=== Material provided ===
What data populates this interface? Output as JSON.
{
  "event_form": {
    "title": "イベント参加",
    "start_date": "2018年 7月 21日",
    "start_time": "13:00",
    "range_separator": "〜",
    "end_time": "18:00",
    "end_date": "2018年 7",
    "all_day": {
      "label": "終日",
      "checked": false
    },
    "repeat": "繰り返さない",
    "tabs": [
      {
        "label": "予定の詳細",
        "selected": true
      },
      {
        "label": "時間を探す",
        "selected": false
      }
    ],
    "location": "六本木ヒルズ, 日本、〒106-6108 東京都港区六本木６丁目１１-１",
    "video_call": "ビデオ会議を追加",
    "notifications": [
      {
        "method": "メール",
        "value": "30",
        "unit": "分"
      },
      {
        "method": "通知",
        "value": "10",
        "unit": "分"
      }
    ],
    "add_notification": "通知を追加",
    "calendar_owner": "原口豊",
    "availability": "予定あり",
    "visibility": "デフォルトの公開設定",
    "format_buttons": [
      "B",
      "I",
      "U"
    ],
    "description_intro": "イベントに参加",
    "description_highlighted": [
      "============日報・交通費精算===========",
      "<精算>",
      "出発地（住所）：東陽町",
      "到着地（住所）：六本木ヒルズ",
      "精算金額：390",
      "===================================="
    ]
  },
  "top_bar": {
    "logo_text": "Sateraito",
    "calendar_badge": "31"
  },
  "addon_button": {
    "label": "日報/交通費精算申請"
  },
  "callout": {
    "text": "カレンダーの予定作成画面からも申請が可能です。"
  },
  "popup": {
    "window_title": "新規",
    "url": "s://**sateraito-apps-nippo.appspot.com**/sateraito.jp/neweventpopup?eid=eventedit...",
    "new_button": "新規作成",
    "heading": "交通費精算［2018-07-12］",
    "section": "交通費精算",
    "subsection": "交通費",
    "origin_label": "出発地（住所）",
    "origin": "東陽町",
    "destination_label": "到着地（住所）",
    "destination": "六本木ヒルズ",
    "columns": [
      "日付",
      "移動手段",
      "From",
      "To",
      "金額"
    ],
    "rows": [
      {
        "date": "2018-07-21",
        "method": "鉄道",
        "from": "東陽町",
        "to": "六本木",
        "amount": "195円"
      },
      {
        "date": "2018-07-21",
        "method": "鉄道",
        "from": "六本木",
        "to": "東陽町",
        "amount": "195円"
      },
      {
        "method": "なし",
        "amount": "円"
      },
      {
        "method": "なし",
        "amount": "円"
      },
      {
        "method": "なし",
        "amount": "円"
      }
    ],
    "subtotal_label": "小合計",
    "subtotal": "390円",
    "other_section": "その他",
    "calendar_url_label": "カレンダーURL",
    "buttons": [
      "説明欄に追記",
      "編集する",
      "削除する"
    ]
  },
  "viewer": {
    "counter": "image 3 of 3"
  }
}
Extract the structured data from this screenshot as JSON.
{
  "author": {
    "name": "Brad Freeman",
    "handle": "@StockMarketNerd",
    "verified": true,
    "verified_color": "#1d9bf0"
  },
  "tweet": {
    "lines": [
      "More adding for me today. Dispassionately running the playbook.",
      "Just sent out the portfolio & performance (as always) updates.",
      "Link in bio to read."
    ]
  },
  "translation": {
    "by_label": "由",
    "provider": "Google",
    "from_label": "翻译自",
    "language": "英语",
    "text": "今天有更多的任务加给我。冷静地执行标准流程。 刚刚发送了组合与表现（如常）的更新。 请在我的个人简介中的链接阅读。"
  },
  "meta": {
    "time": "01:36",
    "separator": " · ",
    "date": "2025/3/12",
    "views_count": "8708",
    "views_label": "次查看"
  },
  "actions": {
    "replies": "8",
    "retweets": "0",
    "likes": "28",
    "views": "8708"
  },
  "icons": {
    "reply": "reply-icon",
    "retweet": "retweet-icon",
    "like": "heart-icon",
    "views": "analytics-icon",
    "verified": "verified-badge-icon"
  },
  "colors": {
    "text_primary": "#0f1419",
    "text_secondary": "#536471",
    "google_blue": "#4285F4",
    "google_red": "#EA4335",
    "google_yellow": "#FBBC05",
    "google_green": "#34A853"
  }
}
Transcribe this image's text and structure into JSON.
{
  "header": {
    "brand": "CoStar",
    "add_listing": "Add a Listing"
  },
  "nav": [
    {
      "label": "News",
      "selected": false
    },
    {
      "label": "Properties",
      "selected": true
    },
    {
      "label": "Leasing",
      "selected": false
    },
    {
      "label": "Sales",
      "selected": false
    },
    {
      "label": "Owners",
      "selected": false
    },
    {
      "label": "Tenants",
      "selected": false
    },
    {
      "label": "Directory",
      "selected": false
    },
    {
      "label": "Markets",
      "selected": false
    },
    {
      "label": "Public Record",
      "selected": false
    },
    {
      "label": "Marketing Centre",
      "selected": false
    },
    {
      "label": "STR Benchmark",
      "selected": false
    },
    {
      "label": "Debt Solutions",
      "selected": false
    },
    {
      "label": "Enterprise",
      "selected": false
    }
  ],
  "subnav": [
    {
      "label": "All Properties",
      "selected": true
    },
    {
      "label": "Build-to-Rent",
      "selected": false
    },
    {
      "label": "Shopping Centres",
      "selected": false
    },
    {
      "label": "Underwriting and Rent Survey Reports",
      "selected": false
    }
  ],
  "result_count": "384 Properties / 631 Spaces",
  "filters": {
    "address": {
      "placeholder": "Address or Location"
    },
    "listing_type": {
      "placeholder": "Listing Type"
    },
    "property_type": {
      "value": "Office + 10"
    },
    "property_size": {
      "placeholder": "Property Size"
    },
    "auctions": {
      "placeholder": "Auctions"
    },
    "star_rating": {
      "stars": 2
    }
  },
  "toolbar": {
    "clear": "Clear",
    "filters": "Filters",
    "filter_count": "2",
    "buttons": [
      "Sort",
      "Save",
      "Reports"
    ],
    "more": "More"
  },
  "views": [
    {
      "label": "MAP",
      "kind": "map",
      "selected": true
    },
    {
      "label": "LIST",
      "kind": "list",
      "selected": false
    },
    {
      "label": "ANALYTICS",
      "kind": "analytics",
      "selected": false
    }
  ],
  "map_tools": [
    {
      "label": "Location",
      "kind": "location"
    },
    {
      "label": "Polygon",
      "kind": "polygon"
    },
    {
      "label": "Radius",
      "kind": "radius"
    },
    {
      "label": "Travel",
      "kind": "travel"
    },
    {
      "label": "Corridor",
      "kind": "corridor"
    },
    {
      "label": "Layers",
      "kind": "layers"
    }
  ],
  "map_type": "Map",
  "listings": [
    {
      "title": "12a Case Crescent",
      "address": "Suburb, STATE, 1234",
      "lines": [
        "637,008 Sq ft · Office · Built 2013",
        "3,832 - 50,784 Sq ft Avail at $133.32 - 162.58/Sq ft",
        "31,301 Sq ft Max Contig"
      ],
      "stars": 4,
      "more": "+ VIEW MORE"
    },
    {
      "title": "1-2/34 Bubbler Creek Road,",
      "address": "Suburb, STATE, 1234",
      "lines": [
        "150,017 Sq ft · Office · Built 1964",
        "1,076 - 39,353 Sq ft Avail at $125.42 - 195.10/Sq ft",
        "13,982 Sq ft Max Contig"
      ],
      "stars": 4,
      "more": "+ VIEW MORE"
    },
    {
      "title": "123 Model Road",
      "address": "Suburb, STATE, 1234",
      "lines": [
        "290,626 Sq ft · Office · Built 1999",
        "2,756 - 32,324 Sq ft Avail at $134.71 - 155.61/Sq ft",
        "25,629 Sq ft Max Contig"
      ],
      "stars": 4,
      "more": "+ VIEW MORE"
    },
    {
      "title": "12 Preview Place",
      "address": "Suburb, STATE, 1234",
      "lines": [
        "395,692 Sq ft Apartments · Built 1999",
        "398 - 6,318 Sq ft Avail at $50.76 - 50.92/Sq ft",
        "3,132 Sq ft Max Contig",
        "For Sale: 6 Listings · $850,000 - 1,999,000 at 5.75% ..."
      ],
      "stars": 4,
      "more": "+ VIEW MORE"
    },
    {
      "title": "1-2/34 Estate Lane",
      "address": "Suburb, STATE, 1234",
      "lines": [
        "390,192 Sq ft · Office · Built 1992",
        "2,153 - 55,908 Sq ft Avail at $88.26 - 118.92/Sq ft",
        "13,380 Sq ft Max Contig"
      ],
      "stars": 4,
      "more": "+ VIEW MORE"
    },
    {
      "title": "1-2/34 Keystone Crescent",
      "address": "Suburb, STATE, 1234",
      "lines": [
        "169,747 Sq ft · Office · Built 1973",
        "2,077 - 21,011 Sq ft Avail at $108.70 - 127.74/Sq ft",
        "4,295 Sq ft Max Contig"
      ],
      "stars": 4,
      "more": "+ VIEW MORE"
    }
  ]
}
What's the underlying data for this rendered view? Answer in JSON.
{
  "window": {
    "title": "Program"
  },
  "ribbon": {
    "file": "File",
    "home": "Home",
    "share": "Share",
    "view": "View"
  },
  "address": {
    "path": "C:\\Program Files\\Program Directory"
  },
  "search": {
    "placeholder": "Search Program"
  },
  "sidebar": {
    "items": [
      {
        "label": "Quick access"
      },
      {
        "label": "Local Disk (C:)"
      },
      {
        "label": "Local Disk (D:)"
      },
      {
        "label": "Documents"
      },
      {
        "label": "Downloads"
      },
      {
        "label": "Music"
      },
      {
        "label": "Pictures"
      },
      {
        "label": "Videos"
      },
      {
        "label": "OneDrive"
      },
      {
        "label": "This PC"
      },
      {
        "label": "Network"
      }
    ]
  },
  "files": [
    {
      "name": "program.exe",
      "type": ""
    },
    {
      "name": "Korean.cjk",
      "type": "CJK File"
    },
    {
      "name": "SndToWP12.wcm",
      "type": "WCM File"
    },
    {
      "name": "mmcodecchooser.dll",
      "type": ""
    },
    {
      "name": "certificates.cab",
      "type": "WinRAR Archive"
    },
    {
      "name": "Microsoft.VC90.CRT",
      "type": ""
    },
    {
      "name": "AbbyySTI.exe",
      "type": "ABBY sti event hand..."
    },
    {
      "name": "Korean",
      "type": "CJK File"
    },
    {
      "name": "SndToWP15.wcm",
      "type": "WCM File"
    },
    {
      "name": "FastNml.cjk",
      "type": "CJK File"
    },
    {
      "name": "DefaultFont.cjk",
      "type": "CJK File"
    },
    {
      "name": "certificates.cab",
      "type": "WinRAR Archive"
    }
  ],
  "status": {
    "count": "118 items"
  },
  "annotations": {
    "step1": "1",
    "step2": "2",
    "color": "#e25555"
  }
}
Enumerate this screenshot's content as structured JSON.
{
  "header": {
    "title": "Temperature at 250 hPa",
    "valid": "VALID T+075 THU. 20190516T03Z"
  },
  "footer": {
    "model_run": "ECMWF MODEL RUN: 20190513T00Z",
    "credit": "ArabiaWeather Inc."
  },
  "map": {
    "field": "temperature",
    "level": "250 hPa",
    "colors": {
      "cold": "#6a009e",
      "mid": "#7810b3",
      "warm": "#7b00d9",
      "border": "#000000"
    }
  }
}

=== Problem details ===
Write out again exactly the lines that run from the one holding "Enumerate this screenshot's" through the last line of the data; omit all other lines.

=== Written response ===
Enumerate this screenshot's content as structured JSON.
{
  "header": {
    "title": "Temperature at 250 hPa",
    "valid": "VALID T+075 THU. 20190516T03Z"
  },
  "footer": {
    "model_run": "ECMWF MODEL RUN: 20190513T00Z",
    "credit": "ArabiaWeather Inc."
  },
  "map": {
    "field": "temperature",
    "level": "250 hPa",
    "colors": {
      "cold": "#6a009e",
      "mid": "#7810b3",
      "warm": "#7b00d9",
      "border": "#000000"
    }
  }
}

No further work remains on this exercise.